Diezani Alison-Madueke is on the news again for money-related problems, as usual.
The United Kingdom’s National Crime Agency (NCA) has frozen a £10 million (over N4 billion) worth of London property allegedly bought for Alison-Madueke!
Two properties at Regents Park in London, along with one in Buckinghamshire, have now been frozen based on the request of Nigerian authorities. A London court gave the frozen order since September 2016, but details of the rulings have been kept secret until this period. The agency was however reportedly too late in preventing two properties worth said to be worth £8 million (over N3billion) from being sold.
The affidavit stated that businessmen Jide Omokore and Kola Aluko were involved in the purchase of two of the properties allegedly bought for Mrs. Alison-Madueke.
The UK order also revealed that three of the properties have been frozen under the Proceeds of Crime Act. Apart from Alison-Madueke, Omokore and Aluko, the order also named three other individuals as defendants in the case, all of whom are believed to have received contracts or oil asset from the NNPC during Diezani’s tenure as Nigeria’s petroleum minister. They include Aiteo’s Chief Executive Officer, Benedict Peters, a jeweler named Christopher Aire, and a lawyer named Donald Amamgbo. All received contracts from the NNPC. The order forbids the defendants from disposing of or dealing in the properties. One of the properties sold before authorities found out about them is a massive nine-bedroom house in London’s exclusive Hampstead Garden Suburb was sold in May 2015. Another property at 39 Chester Close was sold in July 2015, months before the NCA initially arrested Mrs Alison-Madueke. UK estate agent, Daniel Ford & Co, assisted in the purchases of three of the properties, and UK solicitors firms, Addie & Co and Gordon’s Partnership, were conveyancers of the deals. Meanwhile, the extent of the evidence against the former minister and the other defendants is still not certain.
The September 2016 forfeiture proceeding of the properties was held in private, meaning that the evidence that the NCA presented to support the seizure cannot be reached. This evidence will be critical as what is on ground this will not be enough to secure criminal prosecutions against those mentioned, analysts say.
Aaron Sayne, a financial investigator and senior governance officer at the National Resource Governance Institute said, “In the U.S. and U.K., simply buying luxury items for a government official like Ms. Alison-Madueke isn’t against the law. Investigators have to link the money involved to a crime that happened in Nigeria.

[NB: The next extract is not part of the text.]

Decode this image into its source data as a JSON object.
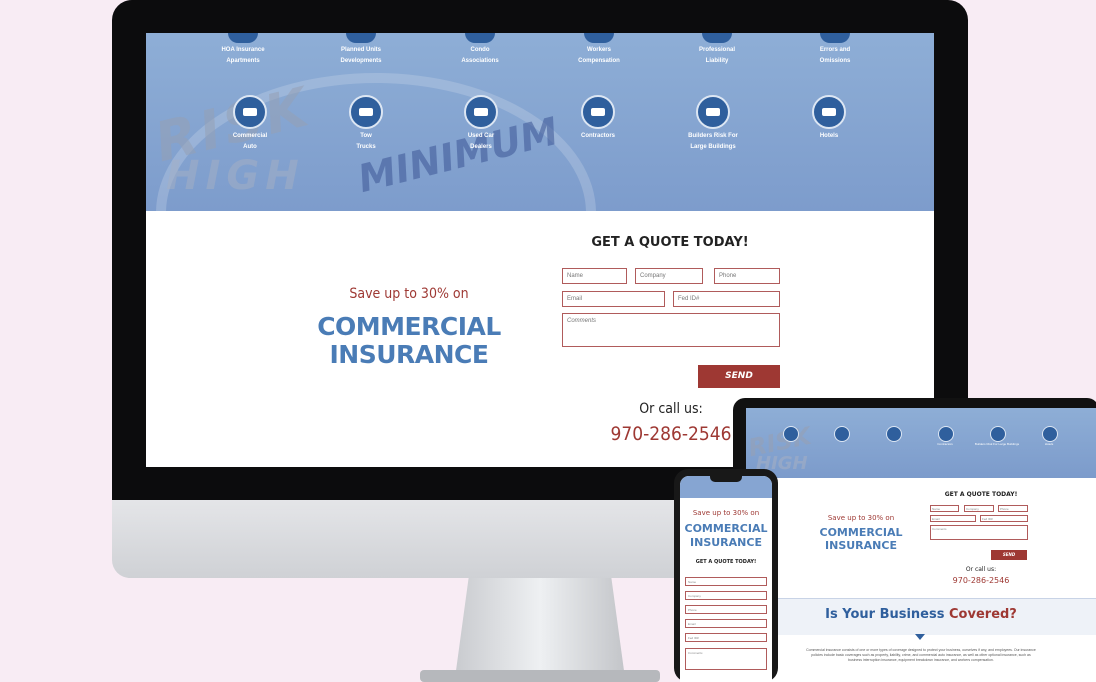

And if the crime is bribery, they must also show that the items purchased rewarded her for helping someone win a government contract. That’s not easy to prove, especially well enough to stand up in court.”